The life and work of Ödön von Horváth
by Dan O'Connor
Ödön von Horváth, author of the novels The Eternal Philistine and Youth Without God — the first in print and the second forthcoming from Melville House — died on this day, June 1st in 1938. He was 36. Although Horváth’s life ended in a Paris not yet at war, the Nazis are inescapably responsible for his cruelly ironic death.
Horváth was prolific. His work, especially the twenty-one plays published during his lifetime, won him international repute and praise from Weimar confreres Joseph Roth, Carl Zuckmayer, and Bertolt Brecht. As judge, Zuckmayer awarded the 1931 Kleist Prize, the republic’s most prestigious, to Horváth’s play Tales from the Vienna Woods.
After the Nazis suspended the republic and established the Third Reich, Horváth’s works were proscribed. He fled, to Prague and Vienna and then, after the Anschluss in 1938, to Paris.
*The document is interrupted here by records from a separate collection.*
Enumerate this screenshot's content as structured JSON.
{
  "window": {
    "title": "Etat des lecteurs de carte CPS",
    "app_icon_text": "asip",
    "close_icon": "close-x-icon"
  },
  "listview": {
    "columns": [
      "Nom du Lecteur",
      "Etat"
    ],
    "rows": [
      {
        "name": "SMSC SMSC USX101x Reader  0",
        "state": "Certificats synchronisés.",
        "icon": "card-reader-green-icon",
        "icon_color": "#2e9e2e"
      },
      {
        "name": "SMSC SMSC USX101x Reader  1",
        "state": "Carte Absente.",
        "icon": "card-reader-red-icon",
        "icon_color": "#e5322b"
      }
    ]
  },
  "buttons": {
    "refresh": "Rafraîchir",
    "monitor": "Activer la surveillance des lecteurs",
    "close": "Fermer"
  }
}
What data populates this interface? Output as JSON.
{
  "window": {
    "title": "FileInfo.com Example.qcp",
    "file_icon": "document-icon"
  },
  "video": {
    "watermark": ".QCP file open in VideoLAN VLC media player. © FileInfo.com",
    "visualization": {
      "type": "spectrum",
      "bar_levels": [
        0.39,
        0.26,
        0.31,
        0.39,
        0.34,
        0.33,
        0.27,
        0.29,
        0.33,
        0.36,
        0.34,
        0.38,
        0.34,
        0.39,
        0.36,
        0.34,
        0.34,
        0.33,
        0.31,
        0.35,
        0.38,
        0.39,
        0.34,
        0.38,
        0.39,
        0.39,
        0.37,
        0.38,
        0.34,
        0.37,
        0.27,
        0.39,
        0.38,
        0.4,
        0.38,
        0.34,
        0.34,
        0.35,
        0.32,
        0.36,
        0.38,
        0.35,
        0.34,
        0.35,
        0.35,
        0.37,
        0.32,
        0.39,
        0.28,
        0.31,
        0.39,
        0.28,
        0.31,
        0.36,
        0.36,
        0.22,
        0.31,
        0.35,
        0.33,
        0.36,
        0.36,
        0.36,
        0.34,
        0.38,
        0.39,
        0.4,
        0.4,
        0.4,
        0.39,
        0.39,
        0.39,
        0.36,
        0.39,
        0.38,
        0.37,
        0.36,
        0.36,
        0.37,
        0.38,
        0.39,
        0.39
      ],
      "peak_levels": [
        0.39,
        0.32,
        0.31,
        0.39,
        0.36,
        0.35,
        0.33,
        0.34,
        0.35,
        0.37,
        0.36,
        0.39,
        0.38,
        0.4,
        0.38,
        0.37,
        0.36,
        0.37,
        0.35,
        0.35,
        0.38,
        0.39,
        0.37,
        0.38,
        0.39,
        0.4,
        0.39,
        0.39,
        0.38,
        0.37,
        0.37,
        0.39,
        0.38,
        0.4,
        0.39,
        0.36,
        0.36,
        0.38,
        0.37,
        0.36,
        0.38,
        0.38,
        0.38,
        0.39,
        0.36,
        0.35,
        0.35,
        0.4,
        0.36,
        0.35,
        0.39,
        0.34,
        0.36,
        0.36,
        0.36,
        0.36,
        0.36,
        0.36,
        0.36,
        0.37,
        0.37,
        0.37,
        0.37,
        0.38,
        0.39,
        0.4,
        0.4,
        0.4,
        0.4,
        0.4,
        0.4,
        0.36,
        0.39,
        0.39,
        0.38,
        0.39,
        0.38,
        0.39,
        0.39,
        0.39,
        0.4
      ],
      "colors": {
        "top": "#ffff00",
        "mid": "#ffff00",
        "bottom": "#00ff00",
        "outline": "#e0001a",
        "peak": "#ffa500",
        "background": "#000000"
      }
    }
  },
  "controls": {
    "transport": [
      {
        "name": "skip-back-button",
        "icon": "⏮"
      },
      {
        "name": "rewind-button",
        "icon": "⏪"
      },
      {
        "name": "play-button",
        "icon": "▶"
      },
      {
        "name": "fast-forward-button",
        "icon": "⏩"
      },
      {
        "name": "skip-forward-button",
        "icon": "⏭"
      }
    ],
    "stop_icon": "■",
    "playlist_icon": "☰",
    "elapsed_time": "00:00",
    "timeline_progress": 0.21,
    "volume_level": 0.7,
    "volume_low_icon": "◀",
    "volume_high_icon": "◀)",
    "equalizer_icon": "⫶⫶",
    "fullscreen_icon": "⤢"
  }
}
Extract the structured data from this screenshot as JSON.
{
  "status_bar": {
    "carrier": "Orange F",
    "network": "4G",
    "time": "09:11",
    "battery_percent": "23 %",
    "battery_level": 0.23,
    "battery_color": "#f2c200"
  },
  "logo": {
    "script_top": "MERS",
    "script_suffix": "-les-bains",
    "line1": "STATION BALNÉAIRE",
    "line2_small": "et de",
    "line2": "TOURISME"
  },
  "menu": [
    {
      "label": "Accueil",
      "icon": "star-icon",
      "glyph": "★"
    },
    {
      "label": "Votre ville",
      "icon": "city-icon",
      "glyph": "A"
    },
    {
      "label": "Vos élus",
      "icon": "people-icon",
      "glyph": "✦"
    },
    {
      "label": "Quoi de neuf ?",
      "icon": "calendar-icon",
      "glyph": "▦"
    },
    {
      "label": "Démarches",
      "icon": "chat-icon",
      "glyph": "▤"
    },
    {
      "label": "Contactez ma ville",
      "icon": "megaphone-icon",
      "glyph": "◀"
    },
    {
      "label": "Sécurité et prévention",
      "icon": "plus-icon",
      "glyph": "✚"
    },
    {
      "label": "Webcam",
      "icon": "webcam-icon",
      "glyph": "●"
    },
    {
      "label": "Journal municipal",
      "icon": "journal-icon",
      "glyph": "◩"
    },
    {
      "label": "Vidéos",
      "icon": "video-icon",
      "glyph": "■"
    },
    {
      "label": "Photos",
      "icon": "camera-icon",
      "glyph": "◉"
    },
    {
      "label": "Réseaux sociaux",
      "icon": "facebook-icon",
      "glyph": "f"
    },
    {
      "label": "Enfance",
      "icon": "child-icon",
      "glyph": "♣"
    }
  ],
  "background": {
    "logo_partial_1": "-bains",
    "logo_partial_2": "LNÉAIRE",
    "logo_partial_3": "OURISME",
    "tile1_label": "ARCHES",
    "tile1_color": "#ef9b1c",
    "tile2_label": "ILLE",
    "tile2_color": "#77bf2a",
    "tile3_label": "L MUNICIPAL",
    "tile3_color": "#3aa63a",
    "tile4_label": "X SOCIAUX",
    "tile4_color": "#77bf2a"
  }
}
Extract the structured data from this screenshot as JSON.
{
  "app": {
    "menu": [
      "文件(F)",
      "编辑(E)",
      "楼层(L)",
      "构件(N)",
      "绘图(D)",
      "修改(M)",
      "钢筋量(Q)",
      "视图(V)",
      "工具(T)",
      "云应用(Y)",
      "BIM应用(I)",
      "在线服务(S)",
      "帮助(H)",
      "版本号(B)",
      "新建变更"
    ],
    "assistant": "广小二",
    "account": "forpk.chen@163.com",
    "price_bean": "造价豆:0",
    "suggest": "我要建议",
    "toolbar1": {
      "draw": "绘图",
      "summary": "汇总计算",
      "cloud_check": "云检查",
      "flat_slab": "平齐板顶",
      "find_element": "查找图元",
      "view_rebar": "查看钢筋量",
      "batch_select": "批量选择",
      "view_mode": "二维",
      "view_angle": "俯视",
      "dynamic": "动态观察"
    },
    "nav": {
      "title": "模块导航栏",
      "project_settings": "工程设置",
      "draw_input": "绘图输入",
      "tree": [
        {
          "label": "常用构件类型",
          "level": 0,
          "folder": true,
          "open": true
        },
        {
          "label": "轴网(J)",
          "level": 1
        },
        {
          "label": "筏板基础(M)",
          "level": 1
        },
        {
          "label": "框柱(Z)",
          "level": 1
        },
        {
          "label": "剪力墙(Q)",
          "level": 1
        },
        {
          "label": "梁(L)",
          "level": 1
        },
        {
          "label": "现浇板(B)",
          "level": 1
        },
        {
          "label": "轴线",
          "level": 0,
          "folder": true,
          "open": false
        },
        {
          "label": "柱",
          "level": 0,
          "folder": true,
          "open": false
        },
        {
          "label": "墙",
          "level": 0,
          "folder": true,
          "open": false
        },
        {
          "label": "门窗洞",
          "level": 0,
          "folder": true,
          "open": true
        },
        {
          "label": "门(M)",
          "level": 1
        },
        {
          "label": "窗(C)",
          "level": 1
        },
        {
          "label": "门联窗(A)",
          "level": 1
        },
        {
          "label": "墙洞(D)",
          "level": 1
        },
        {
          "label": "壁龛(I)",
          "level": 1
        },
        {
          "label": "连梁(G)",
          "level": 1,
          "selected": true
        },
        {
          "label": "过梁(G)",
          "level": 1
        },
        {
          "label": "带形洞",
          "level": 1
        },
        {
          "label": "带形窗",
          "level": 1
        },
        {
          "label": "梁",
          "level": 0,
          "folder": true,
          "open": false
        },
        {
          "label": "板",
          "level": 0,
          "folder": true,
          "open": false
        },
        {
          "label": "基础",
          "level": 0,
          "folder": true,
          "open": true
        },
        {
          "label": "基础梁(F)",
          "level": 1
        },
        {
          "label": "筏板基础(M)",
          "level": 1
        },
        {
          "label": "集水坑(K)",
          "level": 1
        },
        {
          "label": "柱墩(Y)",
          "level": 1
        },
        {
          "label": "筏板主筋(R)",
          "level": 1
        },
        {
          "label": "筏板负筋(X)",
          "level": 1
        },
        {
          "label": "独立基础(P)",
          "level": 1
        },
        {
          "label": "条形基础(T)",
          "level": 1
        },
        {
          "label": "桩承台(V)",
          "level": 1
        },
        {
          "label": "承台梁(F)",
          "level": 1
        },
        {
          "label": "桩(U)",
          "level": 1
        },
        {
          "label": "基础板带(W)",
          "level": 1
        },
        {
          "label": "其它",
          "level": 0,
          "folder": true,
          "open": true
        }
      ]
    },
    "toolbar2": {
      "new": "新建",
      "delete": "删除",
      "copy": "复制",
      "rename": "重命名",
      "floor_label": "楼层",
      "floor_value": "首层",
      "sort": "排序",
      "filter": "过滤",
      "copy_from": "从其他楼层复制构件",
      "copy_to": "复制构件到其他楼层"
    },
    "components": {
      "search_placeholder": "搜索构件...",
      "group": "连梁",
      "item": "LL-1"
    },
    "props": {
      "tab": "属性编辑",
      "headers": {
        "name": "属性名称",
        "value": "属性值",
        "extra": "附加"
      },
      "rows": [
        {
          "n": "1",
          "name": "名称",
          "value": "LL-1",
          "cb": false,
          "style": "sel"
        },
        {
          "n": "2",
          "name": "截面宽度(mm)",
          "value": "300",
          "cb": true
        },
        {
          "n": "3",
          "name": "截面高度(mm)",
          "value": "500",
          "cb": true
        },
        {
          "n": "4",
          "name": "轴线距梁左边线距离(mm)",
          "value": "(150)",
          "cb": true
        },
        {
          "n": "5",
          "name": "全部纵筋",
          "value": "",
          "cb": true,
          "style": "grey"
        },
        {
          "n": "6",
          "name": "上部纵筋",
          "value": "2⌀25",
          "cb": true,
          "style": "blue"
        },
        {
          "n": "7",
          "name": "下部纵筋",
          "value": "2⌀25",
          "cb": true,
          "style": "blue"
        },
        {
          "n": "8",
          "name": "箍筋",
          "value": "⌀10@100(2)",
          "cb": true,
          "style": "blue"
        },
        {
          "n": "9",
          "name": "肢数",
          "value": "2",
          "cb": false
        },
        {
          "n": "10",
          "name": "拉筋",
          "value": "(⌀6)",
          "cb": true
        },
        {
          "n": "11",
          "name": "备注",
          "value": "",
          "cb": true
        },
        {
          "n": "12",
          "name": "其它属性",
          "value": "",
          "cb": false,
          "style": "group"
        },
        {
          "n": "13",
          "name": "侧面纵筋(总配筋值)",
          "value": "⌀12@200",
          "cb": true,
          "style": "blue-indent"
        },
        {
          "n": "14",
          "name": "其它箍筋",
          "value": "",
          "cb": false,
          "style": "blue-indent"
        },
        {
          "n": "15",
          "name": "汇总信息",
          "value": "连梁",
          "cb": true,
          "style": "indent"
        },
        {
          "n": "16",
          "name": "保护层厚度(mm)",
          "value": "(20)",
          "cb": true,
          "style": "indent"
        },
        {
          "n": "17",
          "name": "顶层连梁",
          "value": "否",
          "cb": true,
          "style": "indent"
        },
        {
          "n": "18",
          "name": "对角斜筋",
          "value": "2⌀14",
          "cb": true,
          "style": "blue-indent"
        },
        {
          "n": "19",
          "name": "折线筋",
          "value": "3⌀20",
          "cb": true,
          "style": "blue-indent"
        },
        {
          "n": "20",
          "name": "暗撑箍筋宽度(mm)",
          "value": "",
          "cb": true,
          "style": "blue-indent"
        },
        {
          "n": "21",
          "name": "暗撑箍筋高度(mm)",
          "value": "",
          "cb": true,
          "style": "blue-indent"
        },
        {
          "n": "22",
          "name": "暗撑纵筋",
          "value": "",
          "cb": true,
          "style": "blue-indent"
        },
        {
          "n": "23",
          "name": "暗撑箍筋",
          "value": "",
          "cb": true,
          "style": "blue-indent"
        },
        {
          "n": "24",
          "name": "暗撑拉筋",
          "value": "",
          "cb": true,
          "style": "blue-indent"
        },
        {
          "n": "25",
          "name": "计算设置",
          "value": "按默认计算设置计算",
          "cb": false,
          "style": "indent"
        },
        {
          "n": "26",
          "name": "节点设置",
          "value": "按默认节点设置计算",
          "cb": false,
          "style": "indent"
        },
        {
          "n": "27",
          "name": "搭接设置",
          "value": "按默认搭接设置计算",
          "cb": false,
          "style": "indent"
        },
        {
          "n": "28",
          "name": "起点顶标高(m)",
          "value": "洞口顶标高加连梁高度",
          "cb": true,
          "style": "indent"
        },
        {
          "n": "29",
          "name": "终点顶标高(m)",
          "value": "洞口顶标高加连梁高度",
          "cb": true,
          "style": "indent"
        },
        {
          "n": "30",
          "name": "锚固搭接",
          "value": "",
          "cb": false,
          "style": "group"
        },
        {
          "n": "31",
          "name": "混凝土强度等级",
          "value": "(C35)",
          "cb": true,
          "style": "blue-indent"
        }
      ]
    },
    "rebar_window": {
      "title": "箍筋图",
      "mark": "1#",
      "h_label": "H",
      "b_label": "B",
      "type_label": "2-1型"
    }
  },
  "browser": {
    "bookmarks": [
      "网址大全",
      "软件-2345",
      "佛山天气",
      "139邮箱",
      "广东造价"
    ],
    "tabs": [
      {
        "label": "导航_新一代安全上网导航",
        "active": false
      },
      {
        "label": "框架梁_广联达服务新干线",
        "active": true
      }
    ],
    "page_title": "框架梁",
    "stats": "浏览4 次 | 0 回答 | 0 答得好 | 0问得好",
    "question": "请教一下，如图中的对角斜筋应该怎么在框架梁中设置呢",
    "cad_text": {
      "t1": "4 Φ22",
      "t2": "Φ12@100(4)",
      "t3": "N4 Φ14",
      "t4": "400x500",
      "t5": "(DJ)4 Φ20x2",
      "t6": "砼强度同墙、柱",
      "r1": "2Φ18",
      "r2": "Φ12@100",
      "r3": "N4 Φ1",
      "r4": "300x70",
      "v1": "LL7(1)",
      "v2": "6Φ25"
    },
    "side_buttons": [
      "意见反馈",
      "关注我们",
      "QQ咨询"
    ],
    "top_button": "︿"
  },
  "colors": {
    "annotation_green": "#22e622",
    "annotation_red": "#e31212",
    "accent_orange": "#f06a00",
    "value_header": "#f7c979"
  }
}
With his death Horváth’s renown declined and his plays were rarely performed. (A production of Tales from the Vienna Woods provoked rioting when it was staged in Vienna not long after the war.)
Ironically, it was a lesser-known work, Horváth’s novel Youth Without God, first published by the Dial Press as The Age of the Fish in 1939, which preceded publication of the plays in English. In the 1970s and ’80s Christopher Hampton and Horváth’s fellow Hungarian émigré Martin Esslin translated the plays, leading to renewed interest in the English-speaking theater. Productions of Horváth’s plays are no longer unusual, especially in London. Hampton has even made Horváth the narrator of his own play, Tales from Hollywood, which imagines Horváth surviving 1938 and emigrating, as so many of his compatriots did, to southern California.
Like Kafka, Rilke, Roth, Musil, Zweig, and Freud, all offspring of the polyglot Austro-Hungarian empire, Horváth wrote in German.
“If you ask me what is my native country, I answer: I was born in Fiume, grew up in Belgrade, Budapest, Pressburg, Vienna and Munich, and I have a Hungarian passport, but I have no fatherland. I am a very typical mix of old Austria-Hungary: at once Magyar, Croatian, German and Czech; my country is Hungary; my mother tongue is German.”
It’s possible that this mélange of influences intensified the sensitivity to language — and its alienating effects — that is notable in Horváth’s novels. (Horváth was apparently unable to write in his “mother tongue” until adolescence.) As Michael Mitchell writes in the afterword to his translation of Tales from the Vienna Woods, “[Horváth's] later plays however, although still betraying sympathy with the situation of the exploited classes, are more concerned with the way language is used for self-deception…. Seen as products of the situation in central Europe in the 1930s, what they show is not so much the specific political details of the rise of fascism as the potential receptiveness to fascism of these shallow, self-deceiving individuals.”
According to A Companion to Twentieth-Century German Literature, “It was whilst Horváth was about to visit Robert Siodmak to discuss the filming of Jugend ohne Gott [Youth Without God] that he was struck and killed by a falling branch on the Champs-Élysées during a thunderstorm.” Youth Without God is a representation of individual conscience subject to an unnamed totalitarian state. Siodmak escaped to Hollywood the following year. Jugend ohne Gott was finally filmed for German television in 1991. In 1946 Siodmak directed Burt Lancaster’s debut in the adaptation of Hemingway’s story The Killers and was nominated for the Academy Award.
Dan O'Connor is the Managing Editor of Melville House.